At this time, the only major drawbacks of the techniques I described are the limitations of using the Nikon 1 cameras with the FT1 itself, including limited autofocus and exposure options. Most of the time, this won’t be a problem, but the Nikon DSLRs do have a slightly better live view focusing method because you can move the AF point anywhere on the screen. With the FT1, you’re limited to center point AF only. However, the ability to magnify the view during manual focus helps a lot, and for most macro work, manual focus is often preferred.
Learn more about the Nikon 1 System cameras with The Photographer’s Guide to the Nikon 1 V1/J1, the comprehensive guide for photography enthusiasts.
7 thoughts on “Nikon 1 for Macro Photography”
Thanks I took a chance and picked up the 40mm lens prior to seeing your article. I have found it to produce very good results with my V1/FT1, though I am also new to Macro photography. Manual focus is a must, and I slowly figured out how to do this rapidly. Ironically, for HDR, I also go to manual on the V1 too due to the need to keep the same focus as I manually set the exposure adjustment for HDR shots.
Thanks for the great info and examples!
Just one small technical nit to pick: the lenses don’t change their reproduction ratios as the sensor size changes. For example, 1:1 macro means the lens projects a 35mm frame-sized object so that it fills an entire 35mm film frame or digital sensor (at closest focus range). The same 1:1 lens projects a CX-sized object so that it fills an entire CX sensor (at closest focus range). CX does provide a 2.7x crop factor (which can be very useful!).. but it doesn’t change the lens.
thanks a lot
Is the Nikon 1 / J1 capable of taking decent quality pics of 33mm slides in front of a light box?
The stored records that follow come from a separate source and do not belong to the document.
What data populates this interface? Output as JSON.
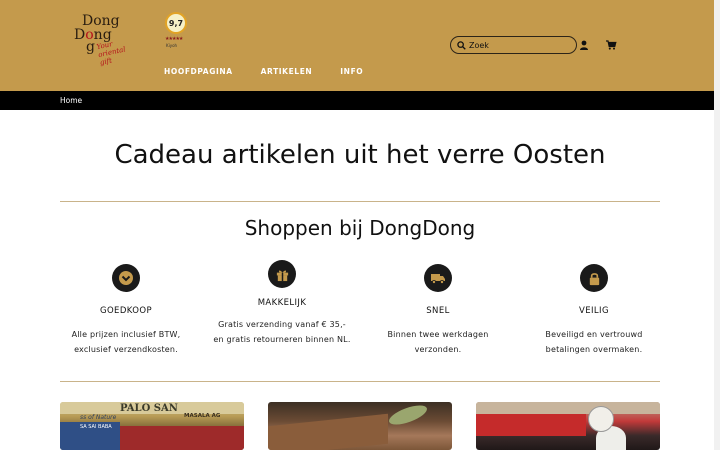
{
  "header": {
    "logo": {
      "line1": "Dong",
      "line2_a": "D",
      "line2_b": "o",
      "line2_c": "ng",
      "line3": "g",
      "tagline": "Your oriental gift"
    },
    "rating_badge": {
      "score": "9,7",
      "stars": "★★★★★",
      "caption": "Kiyoh"
    },
    "nav": [
      {
        "label": "HOOFDPAGINA"
      },
      {
        "label": "ARTIKELEN"
      },
      {
        "label": "INFO"
      }
    ],
    "search": {
      "placeholder": "Zoek",
      "value": ""
    },
    "icons": {
      "search": "search-icon",
      "user": "user-icon",
      "cart": "cart-icon"
    }
  },
  "breadcrumb": {
    "home": "Home"
  },
  "main": {
    "hero_title": "Cadeau artikelen uit het verre Oosten",
    "section_title": "Shoppen bij DongDong",
    "features": [
      {
        "icon": "chevron-down-circle-icon",
        "title": "GOEDKOOP",
        "text": "Alle prijzen inclusief BTW, exclusief verzendkosten."
      },
      {
        "icon": "gift-icon",
        "title": "MAKKELIJK",
        "text": "Gratis verzending vanaf € 35,- en gratis retourneren binnen NL."
      },
      {
        "icon": "truck-icon",
        "title": "SNEL",
        "text": "Binnen twee werkdagen verzonden."
      },
      {
        "icon": "lock-icon",
        "title": "VEILIG",
        "text": "Beveiligd en vertrouwd betalingen overmaken."
      }
    ],
    "thumbnails": {
      "t1": {
        "top_text": "PALO SAN",
        "nature": "ss of Nature",
        "masala": "MASALA AG",
        "sub": "SA",
        "bottom": "SA SAI BABA"
      }
    }
  },
  "colors": {
    "header_bg": "#c49a4c",
    "breadcrumb_bg": "#000000",
    "divider": "#c9b38a"
  }
}
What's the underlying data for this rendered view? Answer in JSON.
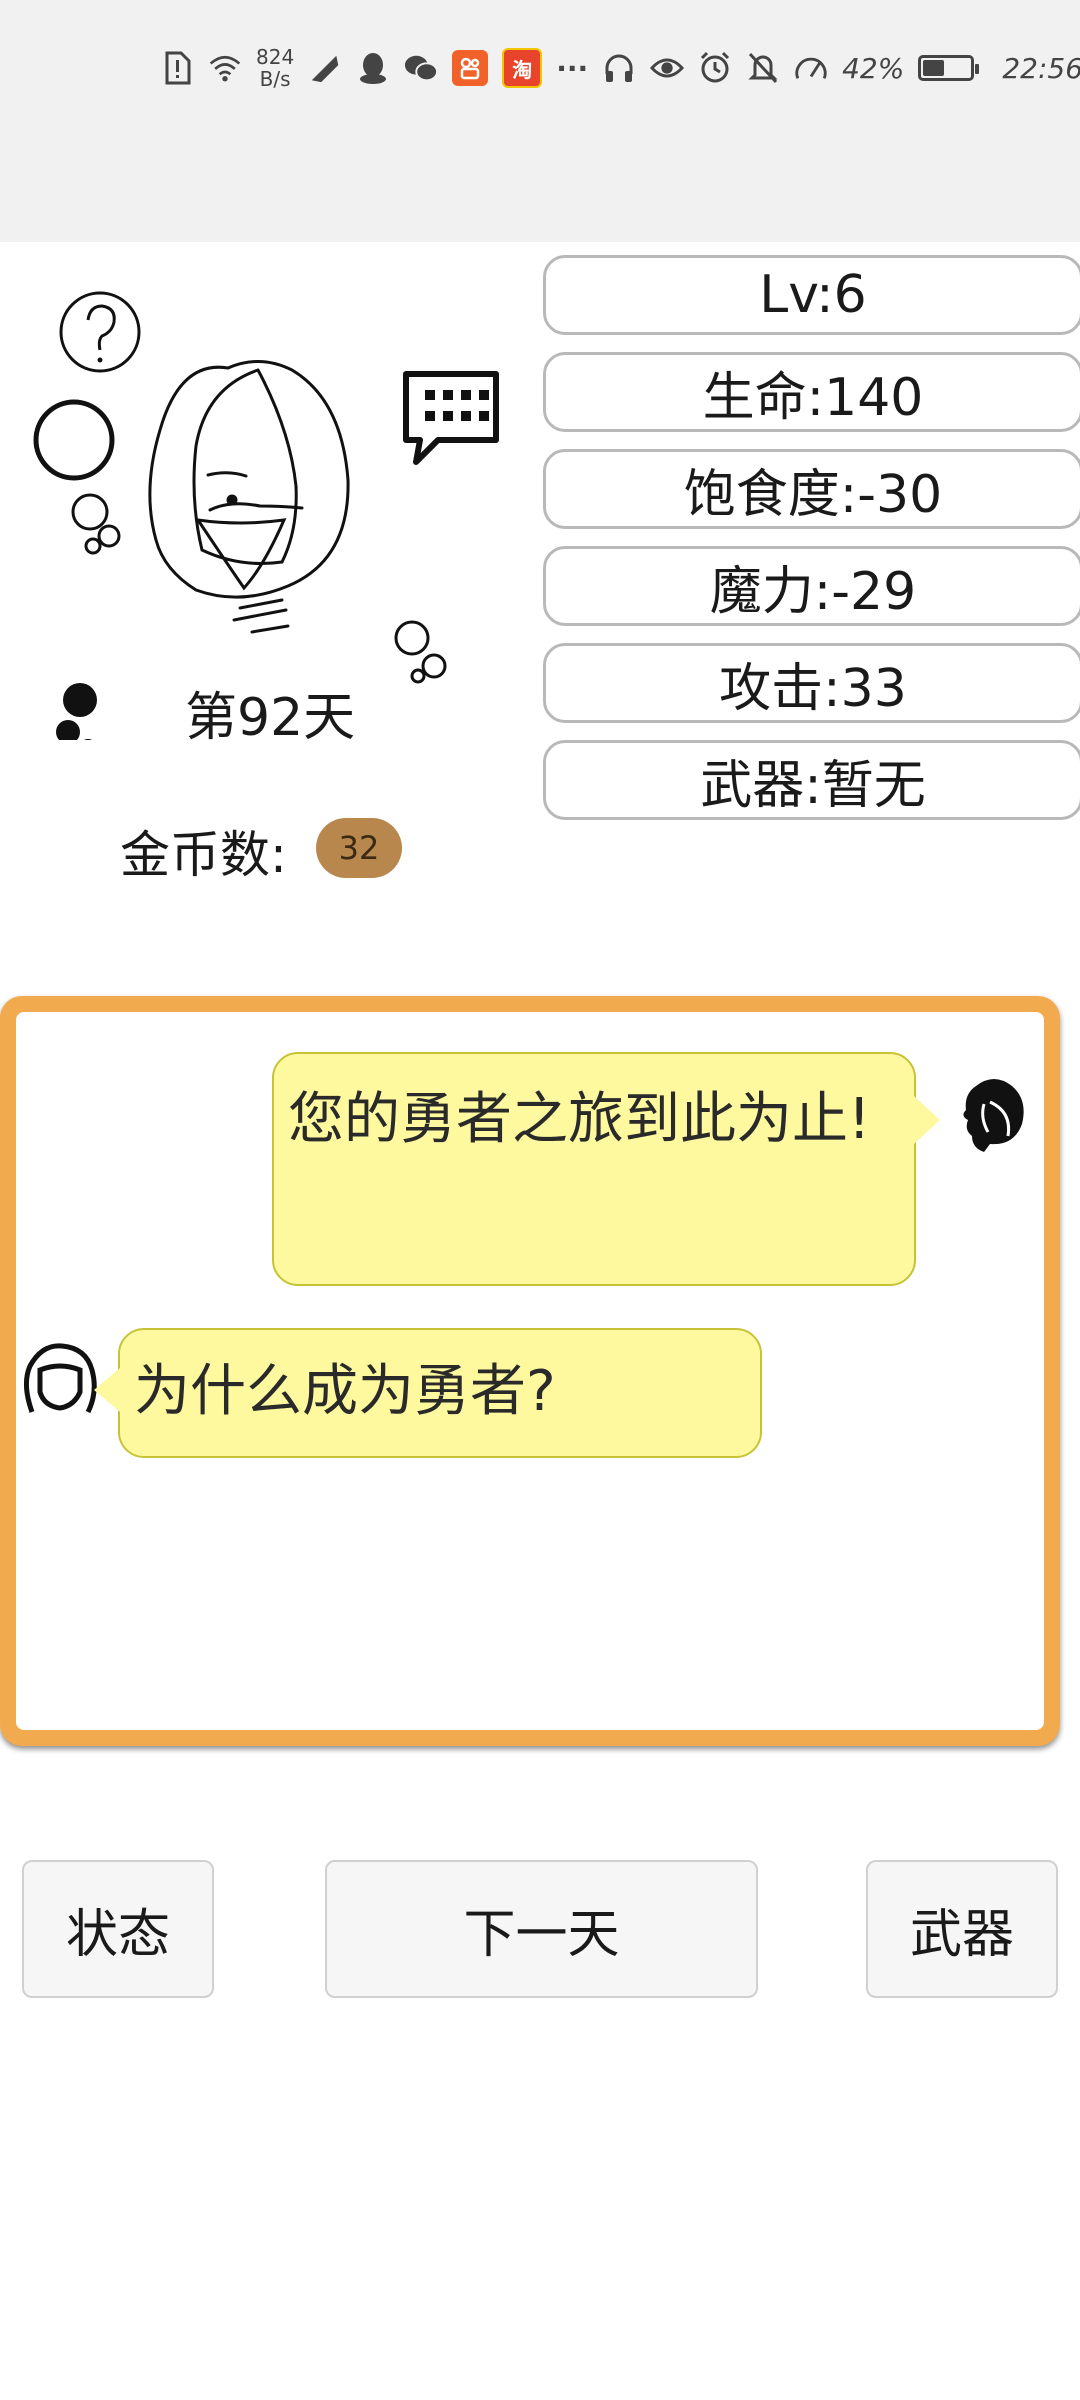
{
  "status_bar": {
    "net_speed_value": "824",
    "net_speed_unit": "B/s",
    "more": "···",
    "battery_percent": "42%",
    "battery_level": 0.42,
    "time": "22:56",
    "app_icons": [
      "sim-alert-icon",
      "wifi-icon",
      "signal-icon",
      "qq-icon",
      "wechat-icon",
      "kuaishou-icon",
      "taobao-icon"
    ],
    "right_icons": [
      "headphones-icon",
      "eye-icon",
      "alarm-icon",
      "mute-icon",
      "speed-icon"
    ],
    "taobao_text": "淘"
  },
  "player": {
    "day_label": "第92天",
    "gold_label": "金币数:",
    "gold_value": "32"
  },
  "stats": {
    "level": "Lv:6",
    "hp": "生命:140",
    "satiety": "饱食度:-30",
    "mana": "魔力:-29",
    "attack": "攻击:33",
    "weapon": "武器:暂无"
  },
  "chat": {
    "msg_right": "您的勇者之旅到此为止!",
    "msg_left": "为什么成为勇者?"
  },
  "buttons": {
    "status": "状态",
    "next_day": "下一天",
    "weapon": "武器"
  },
  "colors": {
    "panel_border": "#f1ab4e",
    "bubble_fill": "#fef99e",
    "gold_badge": "#b8874d"
  }
}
If so what lens would I need to accomplish this task?
I just purchased the ‘red’ version for $200 with the 1 Nikkor 10-30 default lens. Hoping to get your opinion if is it possible and worth it to get macro capabilities or if I should return it and go with a DSLR. Obviously I’m attempting to keep the cost down.
Thanks in advance for the help. David
I imagine it would be up to the task with the right lens. I’m not sure the 10-30mm lens would be ideal for the task, but since you have the camera, you can test it to see if it is sufficient.
For small jobs of slides, it’s usually more cost-effective to outsource the work to a dedicated scanning facility.
My only problem with using this setup for Macro is its lack of lighting options!
Any news regarding the New 1 series release? Nikon V3?
I would love to purchase a 1 series Nikon.. The only design flaw that is holding me back is the lighting/flash limitations.
I need one with a real hotshoe that I can use with my ringflash. The
V series own speedlights can’t even be used as commanders for Nikon’s
own CLS system.
Once Nikon solves these issues I’m buying one.
Fingers crossed for a V3 with a hotshoe and CLS integration!!!
Has anyone else on here been able to use any 3rd party hotshoe adaptors for the 1 series or has anyone else been able to get any form of a ring flash to work with a 1 series camera?
I did see this option on the Olympus range: http://www.mu-43.com/showthread.php?t=11411&page=2
Its not ideal as I’d prefer a proper ring flash, but at least they have some type of option unlike the 1 series.
Any help in the ring flash/lighting department would be greatly appreciated.